“Damn, they’re busy,” he commented as he spotted the dozens upon dozens of vehicles parked in the left field. There were people milling around the edge of the field where a road disappeared between the trees. “Oh, look.” Stanton pointed, grinning. “There’s the tractor Rhyme mentioned.”
Jerome nodded as he turned into the field. Rolling down his window, he waved at Murdoch, who was a friend of Rhyme’s and a fellow wrangler. The man appeared to be directing visitors on where to park.
“Hey, Jerome,” Murdoch greeted, smiling and tipping his hat in a friendly way. He ducked down a little, allowing the six-foot-one man to see into the cab. “Evening, Stanton.” Then Murdoch straightened and pointed to the right. “Vernon and Lloyde arrived just ahead of you. I put them over there with Lilibeth and George. They’re still milling around their vehicles, so I figure they’re waiting for you.”
“Thanks, man,” Jerome replied, waving again as he started his truck slowly across the field in that direction.
“Oh, hey.” Murdoch jogged the couple of steps to Jerome’s open window as he stopped the truck. Resting his tanned hand on the frame, he glanced between them before asking, “Are Anthony, Benjamin, and Esmerelda still working at your construction company?”
Jerome groaned. “Yeah. Please tell me they aren’t here tonight.”
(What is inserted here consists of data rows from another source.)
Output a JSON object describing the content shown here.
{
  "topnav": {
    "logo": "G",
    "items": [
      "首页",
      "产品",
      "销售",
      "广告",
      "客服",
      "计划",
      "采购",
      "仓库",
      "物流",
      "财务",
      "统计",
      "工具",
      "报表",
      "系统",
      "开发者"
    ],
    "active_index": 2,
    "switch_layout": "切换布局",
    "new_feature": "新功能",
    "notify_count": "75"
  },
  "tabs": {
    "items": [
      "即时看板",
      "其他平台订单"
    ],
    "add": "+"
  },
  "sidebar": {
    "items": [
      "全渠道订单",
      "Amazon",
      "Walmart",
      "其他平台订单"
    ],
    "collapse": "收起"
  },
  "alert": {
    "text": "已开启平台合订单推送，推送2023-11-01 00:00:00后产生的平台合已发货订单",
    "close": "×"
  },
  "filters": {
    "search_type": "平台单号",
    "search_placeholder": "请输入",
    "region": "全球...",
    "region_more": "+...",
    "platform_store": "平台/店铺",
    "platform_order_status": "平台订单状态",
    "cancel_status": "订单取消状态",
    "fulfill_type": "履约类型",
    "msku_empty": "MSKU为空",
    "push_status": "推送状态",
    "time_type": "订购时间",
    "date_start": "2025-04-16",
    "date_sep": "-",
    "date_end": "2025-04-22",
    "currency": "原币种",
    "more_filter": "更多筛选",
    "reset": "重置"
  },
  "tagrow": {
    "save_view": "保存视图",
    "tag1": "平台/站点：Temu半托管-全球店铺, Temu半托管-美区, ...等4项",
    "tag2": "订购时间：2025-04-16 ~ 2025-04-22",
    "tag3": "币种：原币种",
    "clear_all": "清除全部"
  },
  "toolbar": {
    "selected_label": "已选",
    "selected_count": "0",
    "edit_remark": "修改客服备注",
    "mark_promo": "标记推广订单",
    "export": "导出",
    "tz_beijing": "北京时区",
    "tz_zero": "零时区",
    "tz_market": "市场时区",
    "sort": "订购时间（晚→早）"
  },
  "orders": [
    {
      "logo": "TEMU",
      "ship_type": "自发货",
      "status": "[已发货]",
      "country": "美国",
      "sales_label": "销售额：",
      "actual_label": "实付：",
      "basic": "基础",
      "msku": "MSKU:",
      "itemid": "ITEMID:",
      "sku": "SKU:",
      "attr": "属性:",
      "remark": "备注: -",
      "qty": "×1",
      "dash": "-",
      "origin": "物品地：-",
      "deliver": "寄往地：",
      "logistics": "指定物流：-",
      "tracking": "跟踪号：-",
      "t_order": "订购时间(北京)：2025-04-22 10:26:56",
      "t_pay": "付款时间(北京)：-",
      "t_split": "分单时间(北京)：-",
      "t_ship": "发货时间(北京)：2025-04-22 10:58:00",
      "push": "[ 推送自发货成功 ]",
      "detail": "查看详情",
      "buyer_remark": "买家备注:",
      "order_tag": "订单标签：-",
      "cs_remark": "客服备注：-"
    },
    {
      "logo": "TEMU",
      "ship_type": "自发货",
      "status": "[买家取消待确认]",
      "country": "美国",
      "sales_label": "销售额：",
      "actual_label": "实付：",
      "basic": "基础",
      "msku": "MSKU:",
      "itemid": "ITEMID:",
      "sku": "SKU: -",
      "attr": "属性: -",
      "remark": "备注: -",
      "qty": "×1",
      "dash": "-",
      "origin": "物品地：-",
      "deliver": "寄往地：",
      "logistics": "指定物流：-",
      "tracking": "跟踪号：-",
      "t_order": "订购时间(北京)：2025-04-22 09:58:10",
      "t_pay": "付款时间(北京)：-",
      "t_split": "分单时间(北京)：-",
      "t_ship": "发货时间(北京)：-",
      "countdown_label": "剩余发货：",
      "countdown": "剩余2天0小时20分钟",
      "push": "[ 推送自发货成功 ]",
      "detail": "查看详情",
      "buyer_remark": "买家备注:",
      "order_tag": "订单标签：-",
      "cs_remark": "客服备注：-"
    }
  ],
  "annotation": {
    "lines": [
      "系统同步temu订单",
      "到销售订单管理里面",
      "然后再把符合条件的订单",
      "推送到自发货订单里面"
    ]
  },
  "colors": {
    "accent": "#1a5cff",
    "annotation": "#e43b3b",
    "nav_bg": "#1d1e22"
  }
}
Murdoch’s lips twisted into a grimace. “Fraid I can’t. They arrived thirty minutes ago. If they received the same passes Rhyme gave you all, they could be anywhere by now.”
“Thanks for the warning,” Jerome stated, shaking his head. “Not sure how they even knew we were coming here tonight.”
Shrugging, Murdoch told them, “Rhyme will handle it if you have any trouble with them.” Then he backed away, turning toward another vehicle coming up behind them. At the same time, he hollered, “Have fun anyway.”
When Jerome began the truck creeping forward again, Stanton admitted, “I told Esmerelda we were coming tonight.”